The president of the Peruvian Committee of the International Council of Museums (ICOM), Eduardo Ugarte y Chocano, who was also at the delivery of the enhancement, stated that Toro Muerto can become a great open-air museum and that he will negotiate before the council international on the proposal.
The Arequipa region not only has the Historic Center of the White City and the Colca. There are many tourist destinations, including Toro Muerto. Visiting the entire petroglyph can take a whole day, but with a tour of a couple of hours you can get to know the most transcendental areas. The stones are immense, some measuring up to eight by 10 meters.
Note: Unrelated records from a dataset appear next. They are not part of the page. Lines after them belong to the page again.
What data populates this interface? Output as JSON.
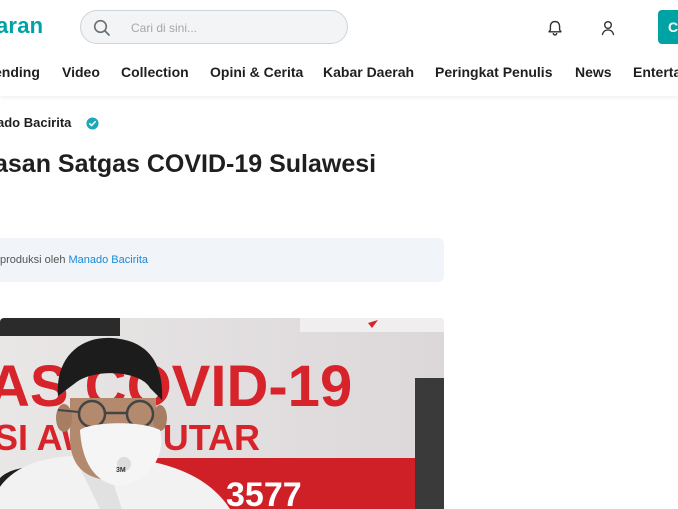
{
  "header": {
    "logo_text": "aran",
    "search": {
      "placeholder": "Cari di sini..."
    },
    "cta_label": "C",
    "brand_color": "#00a3a3",
    "icons": [
      "search-icon",
      "bell-icon",
      "user-icon"
    ]
  },
  "nav": {
    "items": [
      "ending",
      "Video",
      "Collection",
      "Opini & Cerita",
      "Kabar Daerah",
      "Peringkat Penulis",
      "News",
      "Enterta"
    ]
  },
  "article": {
    "author": "ado Bacirita",
    "title": "asan Satgas COVID-19 Sulawesi",
    "info_prefix": "produksi oleh",
    "info_link": "Manado Bacirita",
    "photo": {
      "banner_line1": "AS COVID-19",
      "banner_line2": "SI  AWESI UTAR",
      "banner_number": "3577",
      "mask_mark": "3M"
    }
  }
}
In order for the visitor to reach this Archaeological Site, if he leaves from the city of Aplao, he must travel twenty-three kilometers towards Uraca, and from there 8 km from Uraca to Corire. The tour of all the petroglyphs lasts approximately two to three hours and the entrance to the place is from Monday to Sunday from 8 in the morning to 6 in the afternoon, upon payment of s/3.00 per adult ticket and s/0.50 for students, in the place you can access an information booth and observe the model of the site.
Many are the routes that take you to Machu Picchu, but none is like the Inca Trail Tours, the most famous pedestrian path in the Americas. After flying from the capital of Perú, Lima, you will arrive in Cusco to walk for four days along a path through forests and dense fog, millenary stone steps and discovering the ruins of ancient fortifications and Inca cities, and all the time enjoying majestic views.